About this exercise: Write out every line below that includes the word "name".

[Dataset items]
::::

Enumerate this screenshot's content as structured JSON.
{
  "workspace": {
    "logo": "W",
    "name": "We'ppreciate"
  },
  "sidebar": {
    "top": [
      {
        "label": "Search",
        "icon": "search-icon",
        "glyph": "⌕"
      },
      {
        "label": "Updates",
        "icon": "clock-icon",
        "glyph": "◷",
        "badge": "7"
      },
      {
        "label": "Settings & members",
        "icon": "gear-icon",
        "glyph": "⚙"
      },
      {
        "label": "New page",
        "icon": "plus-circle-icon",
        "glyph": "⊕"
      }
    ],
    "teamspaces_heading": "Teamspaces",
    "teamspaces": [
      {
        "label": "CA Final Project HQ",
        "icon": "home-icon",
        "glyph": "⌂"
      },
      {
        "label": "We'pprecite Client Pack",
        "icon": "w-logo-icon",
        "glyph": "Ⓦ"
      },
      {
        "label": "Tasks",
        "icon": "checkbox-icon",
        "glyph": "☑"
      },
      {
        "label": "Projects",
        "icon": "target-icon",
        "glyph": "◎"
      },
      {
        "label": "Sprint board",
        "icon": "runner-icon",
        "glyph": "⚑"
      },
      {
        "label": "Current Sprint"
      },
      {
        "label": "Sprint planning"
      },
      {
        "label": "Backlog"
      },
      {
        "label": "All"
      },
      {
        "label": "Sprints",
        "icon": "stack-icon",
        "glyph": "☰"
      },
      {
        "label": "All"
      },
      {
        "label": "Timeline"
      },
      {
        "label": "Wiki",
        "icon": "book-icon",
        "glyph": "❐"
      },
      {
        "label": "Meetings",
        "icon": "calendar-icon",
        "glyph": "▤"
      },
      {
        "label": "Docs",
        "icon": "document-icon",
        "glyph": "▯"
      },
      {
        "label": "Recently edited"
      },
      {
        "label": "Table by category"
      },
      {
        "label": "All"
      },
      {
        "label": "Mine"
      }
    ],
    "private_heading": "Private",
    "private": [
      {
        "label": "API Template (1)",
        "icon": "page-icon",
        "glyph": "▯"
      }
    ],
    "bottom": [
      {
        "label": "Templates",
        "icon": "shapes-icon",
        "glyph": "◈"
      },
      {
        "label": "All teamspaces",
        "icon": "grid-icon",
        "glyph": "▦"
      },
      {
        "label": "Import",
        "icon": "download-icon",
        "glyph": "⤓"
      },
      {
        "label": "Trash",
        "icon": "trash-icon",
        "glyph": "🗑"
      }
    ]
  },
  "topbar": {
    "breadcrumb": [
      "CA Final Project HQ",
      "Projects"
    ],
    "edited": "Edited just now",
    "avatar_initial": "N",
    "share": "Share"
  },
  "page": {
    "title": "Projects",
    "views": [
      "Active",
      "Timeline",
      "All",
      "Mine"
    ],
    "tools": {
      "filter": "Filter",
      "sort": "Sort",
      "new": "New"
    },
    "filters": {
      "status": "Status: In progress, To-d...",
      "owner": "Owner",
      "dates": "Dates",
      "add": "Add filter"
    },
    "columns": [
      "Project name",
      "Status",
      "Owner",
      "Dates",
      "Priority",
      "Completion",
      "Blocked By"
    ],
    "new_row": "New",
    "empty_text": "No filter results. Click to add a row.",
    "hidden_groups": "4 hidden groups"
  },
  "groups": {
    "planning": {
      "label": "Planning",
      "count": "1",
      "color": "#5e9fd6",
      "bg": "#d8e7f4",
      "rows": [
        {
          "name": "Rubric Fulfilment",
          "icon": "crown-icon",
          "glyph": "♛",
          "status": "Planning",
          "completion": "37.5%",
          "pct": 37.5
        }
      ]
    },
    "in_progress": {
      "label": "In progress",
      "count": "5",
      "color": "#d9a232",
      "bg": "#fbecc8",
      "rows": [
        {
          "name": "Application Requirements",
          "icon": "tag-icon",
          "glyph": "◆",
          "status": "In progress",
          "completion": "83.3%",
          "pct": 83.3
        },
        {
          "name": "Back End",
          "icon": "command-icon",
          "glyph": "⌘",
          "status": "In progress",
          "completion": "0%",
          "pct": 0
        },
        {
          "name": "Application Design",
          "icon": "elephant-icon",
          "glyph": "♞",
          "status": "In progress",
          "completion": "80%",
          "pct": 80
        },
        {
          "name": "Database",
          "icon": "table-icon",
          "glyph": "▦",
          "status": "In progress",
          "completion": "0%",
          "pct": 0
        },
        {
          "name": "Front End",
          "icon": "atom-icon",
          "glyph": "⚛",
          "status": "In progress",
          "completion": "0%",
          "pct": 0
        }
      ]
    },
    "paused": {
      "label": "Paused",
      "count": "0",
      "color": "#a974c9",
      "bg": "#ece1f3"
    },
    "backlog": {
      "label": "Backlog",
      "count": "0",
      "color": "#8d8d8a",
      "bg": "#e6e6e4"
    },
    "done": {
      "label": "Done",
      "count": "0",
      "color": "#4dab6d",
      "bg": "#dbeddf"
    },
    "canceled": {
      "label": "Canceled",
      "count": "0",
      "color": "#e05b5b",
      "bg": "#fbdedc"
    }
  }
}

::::

Reply to the task:
    "name": "We'ppreciate"
      "Project name",
          "name": "Rubric Fulfilment",
          "name": "Application Requirements",
          "name": "Back End",
          "name": "Application Design",
          "name": "Database",
          "name": "Front End",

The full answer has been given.